— WHAT IS REQUIRED —
What lines in the entries hold the string "Date"? List them.

### STUDY MATERIAL

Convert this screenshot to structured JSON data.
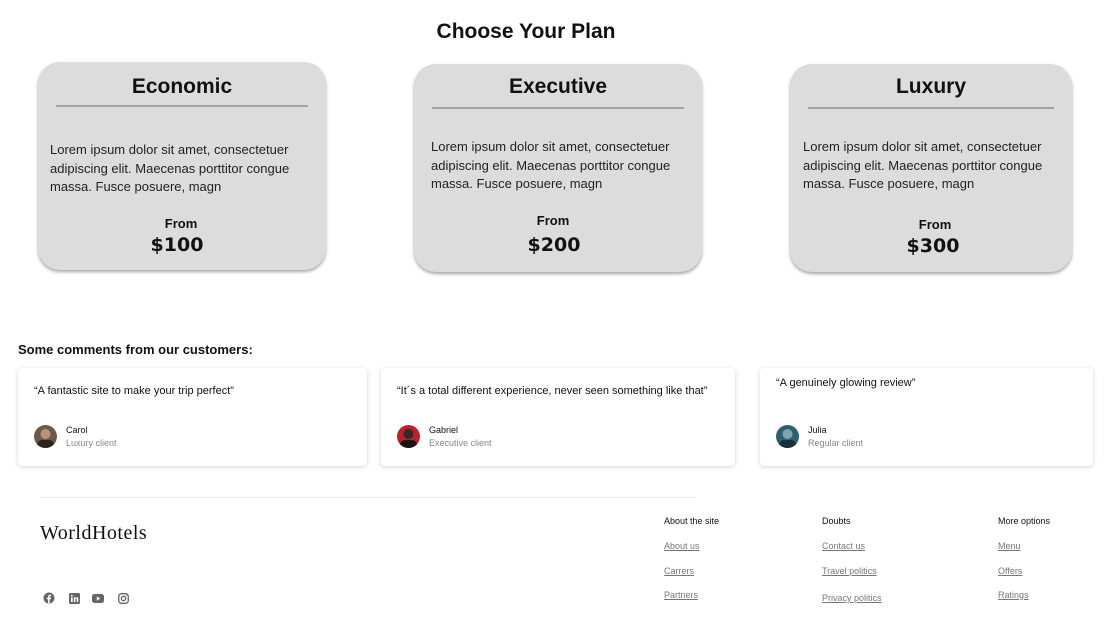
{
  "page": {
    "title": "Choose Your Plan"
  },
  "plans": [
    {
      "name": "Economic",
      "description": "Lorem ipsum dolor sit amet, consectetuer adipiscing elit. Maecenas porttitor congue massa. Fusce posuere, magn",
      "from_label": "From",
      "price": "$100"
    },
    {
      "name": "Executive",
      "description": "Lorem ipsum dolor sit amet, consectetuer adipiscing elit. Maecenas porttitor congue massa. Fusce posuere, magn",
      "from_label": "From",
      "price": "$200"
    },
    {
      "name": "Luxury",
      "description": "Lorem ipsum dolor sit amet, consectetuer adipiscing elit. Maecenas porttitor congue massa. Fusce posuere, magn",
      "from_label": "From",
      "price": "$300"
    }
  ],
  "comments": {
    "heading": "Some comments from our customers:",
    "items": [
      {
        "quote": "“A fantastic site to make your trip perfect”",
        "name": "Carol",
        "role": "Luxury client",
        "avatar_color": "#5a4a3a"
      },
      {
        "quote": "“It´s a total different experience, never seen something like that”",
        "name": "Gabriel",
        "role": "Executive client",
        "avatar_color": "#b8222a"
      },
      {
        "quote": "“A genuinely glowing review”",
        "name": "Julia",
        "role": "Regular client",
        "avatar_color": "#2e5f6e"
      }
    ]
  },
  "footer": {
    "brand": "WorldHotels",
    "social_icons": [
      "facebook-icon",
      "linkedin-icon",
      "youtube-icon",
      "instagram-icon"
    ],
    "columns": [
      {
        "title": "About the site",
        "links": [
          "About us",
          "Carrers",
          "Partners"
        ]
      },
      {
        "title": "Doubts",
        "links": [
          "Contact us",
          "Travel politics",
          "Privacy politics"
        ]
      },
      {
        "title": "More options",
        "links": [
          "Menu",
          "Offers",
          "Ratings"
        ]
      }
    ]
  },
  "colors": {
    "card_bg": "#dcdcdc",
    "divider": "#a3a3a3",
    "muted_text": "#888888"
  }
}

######
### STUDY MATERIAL

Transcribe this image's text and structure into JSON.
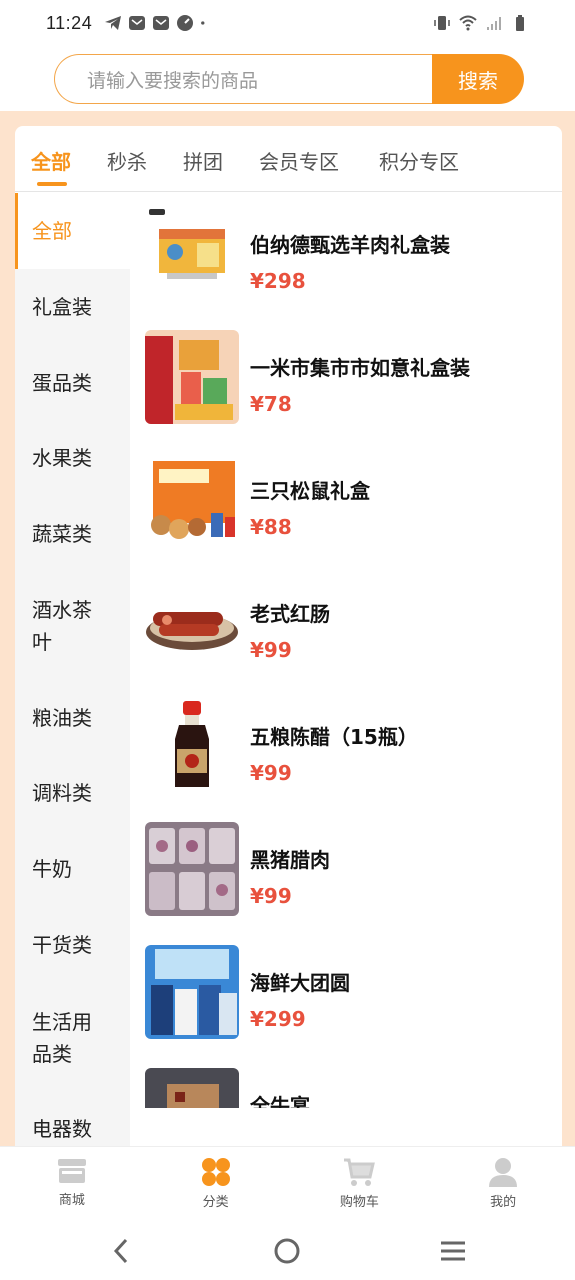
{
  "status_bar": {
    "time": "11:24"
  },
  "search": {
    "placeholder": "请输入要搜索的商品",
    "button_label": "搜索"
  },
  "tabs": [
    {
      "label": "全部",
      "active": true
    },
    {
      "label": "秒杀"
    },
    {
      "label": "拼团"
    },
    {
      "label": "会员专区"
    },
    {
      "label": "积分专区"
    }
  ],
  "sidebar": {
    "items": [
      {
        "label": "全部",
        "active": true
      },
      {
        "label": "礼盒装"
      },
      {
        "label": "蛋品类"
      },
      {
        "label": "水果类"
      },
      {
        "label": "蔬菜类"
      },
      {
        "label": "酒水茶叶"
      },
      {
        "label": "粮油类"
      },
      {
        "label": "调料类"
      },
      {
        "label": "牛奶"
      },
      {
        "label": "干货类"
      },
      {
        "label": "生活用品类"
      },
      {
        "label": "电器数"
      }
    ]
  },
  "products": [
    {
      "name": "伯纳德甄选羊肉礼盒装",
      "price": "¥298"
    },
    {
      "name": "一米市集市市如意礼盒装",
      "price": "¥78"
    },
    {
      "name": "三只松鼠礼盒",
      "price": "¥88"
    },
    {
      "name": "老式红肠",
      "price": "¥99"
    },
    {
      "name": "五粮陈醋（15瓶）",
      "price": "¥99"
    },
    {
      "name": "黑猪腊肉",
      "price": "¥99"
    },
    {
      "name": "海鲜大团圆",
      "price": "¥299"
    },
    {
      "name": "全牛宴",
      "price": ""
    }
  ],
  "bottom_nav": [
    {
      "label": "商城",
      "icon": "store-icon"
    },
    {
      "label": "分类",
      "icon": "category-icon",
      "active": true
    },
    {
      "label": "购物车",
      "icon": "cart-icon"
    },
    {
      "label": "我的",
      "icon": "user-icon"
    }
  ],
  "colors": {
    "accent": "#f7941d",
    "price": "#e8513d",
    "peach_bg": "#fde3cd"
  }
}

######
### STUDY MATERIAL

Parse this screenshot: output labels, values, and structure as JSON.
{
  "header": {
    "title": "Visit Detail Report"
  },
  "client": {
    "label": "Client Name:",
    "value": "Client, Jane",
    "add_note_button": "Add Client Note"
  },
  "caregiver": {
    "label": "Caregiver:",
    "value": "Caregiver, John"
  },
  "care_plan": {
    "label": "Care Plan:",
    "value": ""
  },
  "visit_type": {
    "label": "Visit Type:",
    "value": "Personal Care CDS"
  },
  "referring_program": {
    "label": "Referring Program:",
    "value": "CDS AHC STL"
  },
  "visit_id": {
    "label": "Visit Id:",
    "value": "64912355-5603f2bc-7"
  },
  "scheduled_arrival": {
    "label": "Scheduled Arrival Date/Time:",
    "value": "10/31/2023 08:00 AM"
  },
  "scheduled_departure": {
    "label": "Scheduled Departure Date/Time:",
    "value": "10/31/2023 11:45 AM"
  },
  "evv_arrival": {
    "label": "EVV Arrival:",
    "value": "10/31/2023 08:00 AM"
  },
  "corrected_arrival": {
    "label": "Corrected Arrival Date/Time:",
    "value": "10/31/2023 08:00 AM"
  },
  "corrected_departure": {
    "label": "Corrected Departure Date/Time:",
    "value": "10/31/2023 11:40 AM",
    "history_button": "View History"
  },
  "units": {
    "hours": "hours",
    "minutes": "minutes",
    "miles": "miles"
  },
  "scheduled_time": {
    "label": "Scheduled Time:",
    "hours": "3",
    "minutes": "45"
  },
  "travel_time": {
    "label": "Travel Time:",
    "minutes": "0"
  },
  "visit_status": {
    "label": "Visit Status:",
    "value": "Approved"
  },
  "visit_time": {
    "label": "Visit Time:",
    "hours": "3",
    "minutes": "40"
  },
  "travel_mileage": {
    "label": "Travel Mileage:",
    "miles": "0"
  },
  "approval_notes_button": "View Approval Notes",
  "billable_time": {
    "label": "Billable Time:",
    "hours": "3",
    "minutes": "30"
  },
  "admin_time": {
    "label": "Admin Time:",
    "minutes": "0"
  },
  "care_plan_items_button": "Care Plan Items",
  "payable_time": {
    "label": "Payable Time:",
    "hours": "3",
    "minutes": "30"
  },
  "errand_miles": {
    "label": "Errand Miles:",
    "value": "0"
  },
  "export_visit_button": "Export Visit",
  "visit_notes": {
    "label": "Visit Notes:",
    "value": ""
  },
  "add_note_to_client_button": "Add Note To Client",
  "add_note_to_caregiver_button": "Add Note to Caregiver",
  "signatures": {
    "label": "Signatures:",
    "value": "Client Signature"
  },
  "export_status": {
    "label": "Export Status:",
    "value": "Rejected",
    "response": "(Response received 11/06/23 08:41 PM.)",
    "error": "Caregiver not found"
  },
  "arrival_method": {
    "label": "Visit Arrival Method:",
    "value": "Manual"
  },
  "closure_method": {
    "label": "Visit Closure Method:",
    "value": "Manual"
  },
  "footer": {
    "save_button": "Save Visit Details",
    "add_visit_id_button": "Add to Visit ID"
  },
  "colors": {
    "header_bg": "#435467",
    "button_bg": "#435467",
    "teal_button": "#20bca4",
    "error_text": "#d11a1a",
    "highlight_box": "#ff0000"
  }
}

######

— RESPONSE TO THE EXERCISE —
    "label": "Scheduled Arrival Date/Time:",
    "label": "Scheduled Departure Date/Time:",
    "label": "Corrected Arrival Date/Time:",
    "label": "Corrected Departure Date/Time:",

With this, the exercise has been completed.